Description of the task ▸ Reprint the entries without altering anything.
☆ ☆ ☆ ☆
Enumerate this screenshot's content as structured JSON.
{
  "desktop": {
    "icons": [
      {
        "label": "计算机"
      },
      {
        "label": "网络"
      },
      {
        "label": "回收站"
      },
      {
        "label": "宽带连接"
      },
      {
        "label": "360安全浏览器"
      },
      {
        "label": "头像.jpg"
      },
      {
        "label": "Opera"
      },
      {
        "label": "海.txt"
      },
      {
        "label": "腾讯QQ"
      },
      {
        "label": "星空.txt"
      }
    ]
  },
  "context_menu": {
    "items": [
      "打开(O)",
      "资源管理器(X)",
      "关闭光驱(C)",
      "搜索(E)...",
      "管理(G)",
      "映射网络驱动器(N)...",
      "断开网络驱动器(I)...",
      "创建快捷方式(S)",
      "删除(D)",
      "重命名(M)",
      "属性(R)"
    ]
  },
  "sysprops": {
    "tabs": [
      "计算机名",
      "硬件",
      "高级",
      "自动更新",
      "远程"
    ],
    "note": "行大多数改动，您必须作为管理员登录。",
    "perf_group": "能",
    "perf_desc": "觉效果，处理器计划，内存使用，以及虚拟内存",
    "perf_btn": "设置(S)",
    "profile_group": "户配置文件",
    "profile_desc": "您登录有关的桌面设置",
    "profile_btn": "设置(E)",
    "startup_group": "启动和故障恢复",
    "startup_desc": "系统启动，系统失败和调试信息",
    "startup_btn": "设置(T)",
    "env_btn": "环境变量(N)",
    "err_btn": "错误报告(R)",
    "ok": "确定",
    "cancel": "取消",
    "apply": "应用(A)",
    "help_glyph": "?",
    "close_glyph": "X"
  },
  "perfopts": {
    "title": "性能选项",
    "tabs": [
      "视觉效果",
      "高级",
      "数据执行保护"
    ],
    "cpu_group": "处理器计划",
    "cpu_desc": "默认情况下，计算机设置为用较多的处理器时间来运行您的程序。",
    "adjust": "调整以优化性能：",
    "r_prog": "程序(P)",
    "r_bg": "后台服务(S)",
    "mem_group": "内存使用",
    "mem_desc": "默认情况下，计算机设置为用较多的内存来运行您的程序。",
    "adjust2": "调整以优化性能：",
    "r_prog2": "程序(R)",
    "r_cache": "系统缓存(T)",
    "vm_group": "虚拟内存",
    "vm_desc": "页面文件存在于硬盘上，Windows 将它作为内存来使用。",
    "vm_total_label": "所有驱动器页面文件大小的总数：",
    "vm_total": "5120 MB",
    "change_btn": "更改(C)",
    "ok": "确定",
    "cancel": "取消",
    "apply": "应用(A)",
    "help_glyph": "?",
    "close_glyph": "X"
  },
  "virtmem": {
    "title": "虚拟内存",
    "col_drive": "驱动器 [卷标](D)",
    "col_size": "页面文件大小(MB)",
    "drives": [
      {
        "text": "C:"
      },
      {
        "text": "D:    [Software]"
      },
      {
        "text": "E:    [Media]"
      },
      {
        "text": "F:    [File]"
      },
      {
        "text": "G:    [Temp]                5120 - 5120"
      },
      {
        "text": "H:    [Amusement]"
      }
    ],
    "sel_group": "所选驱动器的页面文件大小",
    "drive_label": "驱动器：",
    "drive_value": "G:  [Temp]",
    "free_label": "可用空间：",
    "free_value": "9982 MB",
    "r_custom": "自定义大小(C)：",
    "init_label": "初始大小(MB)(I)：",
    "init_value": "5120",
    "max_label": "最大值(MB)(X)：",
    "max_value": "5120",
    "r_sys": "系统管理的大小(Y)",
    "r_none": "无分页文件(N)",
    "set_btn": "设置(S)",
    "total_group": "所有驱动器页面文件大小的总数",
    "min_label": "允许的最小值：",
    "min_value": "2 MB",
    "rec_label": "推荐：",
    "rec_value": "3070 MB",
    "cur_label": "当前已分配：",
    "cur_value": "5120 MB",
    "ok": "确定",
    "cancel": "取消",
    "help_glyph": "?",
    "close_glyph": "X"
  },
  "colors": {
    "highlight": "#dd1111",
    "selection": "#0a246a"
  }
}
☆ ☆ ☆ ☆
Solution to this problem ▸
Enumerate this screenshot's content as structured JSON.
{
  "desktop": {
    "icons": [
      {
        "label": "计算机"
      },
      {
        "label": "网络"
      },
      {
        "label": "回收站"
      },
      {
        "label": "宽带连接"
      },
      {
        "label": "360安全浏览器"
      },
      {
        "label": "头像.jpg"
      },
      {
        "label": "Opera"
      },
      {
        "label": "海.txt"
      },
      {
        "label": "腾讯QQ"
      },
      {
        "label": "星空.txt"
      }
    ]
  },
  "context_menu": {
    "items": [
      "打开(O)",
      "资源管理器(X)",
      "关闭光驱(C)",
      "搜索(E)...",
      "管理(G)",
      "映射网络驱动器(N)...",
      "断开网络驱动器(I)...",
      "创建快捷方式(S)",
      "删除(D)",
      "重命名(M)",
      "属性(R)"
    ]
  },
  "sysprops": {
    "tabs": [
      "计算机名",
      "硬件",
      "高级",
      "自动更新",
      "远程"
    ],
    "note": "行大多数改动，您必须作为管理员登录。",
    "perf_group": "能",
    "perf_desc": "觉效果，处理器计划，内存使用，以及虚拟内存",
    "perf_btn": "设置(S)",
    "profile_group": "户配置文件",
    "profile_desc": "您登录有关的桌面设置",
    "profile_btn": "设置(E)",
    "startup_group": "启动和故障恢复",
    "startup_desc": "系统启动，系统失败和调试信息",
    "startup_btn": "设置(T)",
    "env_btn": "环境变量(N)",
    "err_btn": "错误报告(R)",
    "ok": "确定",
    "cancel": "取消",
    "apply": "应用(A)",
    "help_glyph": "?",
    "close_glyph": "X"
  },
  "perfopts": {
    "title": "性能选项",
    "tabs": [
      "视觉效果",
      "高级",
      "数据执行保护"
    ],
    "cpu_group": "处理器计划",
    "cpu_desc": "默认情况下，计算机设置为用较多的处理器时间来运行您的程序。",
    "adjust": "调整以优化性能：",
    "r_prog": "程序(P)",
    "r_bg": "后台服务(S)",
    "mem_group": "内存使用",
    "mem_desc": "默认情况下，计算机设置为用较多的内存来运行您的程序。",
    "adjust2": "调整以优化性能：",
    "r_prog2": "程序(R)",
    "r_cache": "系统缓存(T)",
    "vm_group": "虚拟内存",
    "vm_desc": "页面文件存在于硬盘上，Windows 将它作为内存来使用。",
    "vm_total_label": "所有驱动器页面文件大小的总数：",
    "vm_total": "5120 MB",
    "change_btn": "更改(C)",
    "ok": "确定",
    "cancel": "取消",
    "apply": "应用(A)",
    "help_glyph": "?",
    "close_glyph": "X"
  },
  "virtmem": {
    "title": "虚拟内存",
    "col_drive": "驱动器 [卷标](D)",
    "col_size": "页面文件大小(MB)",
    "drives": [
      {
        "text": "C:"
      },
      {
        "text": "D:    [Software]"
      },
      {
        "text": "E:    [Media]"
      },
      {
        "text": "F:    [File]"
      },
      {
        "text": "G:    [Temp]                5120 - 5120"
      },
      {
        "text": "H:    [Amusement]"
      }
    ],
    "sel_group": "所选驱动器的页面文件大小",
    "drive_label": "驱动器：",
    "drive_value": "G:  [Temp]",
    "free_label": "可用空间：",
    "free_value": "9982 MB",
    "r_custom": "自定义大小(C)：",
    "init_label": "初始大小(MB)(I)：",
    "init_value": "5120",
    "max_label": "最大值(MB)(X)：",
    "max_value": "5120",
    "r_sys": "系统管理的大小(Y)",
    "r_none": "无分页文件(N)",
    "set_btn": "设置(S)",
    "total_group": "所有驱动器页面文件大小的总数",
    "min_label": "允许的最小值：",
    "min_value": "2 MB",
    "rec_label": "推荐：",
    "rec_value": "3070 MB",
    "cur_label": "当前已分配：",
    "cur_value": "5120 MB",
    "ok": "确定",
    "cancel": "取消",
    "help_glyph": "?",
    "close_glyph": "X"
  },
  "colors": {
    "highlight": "#dd1111",
    "selection": "#0a246a"
  }
}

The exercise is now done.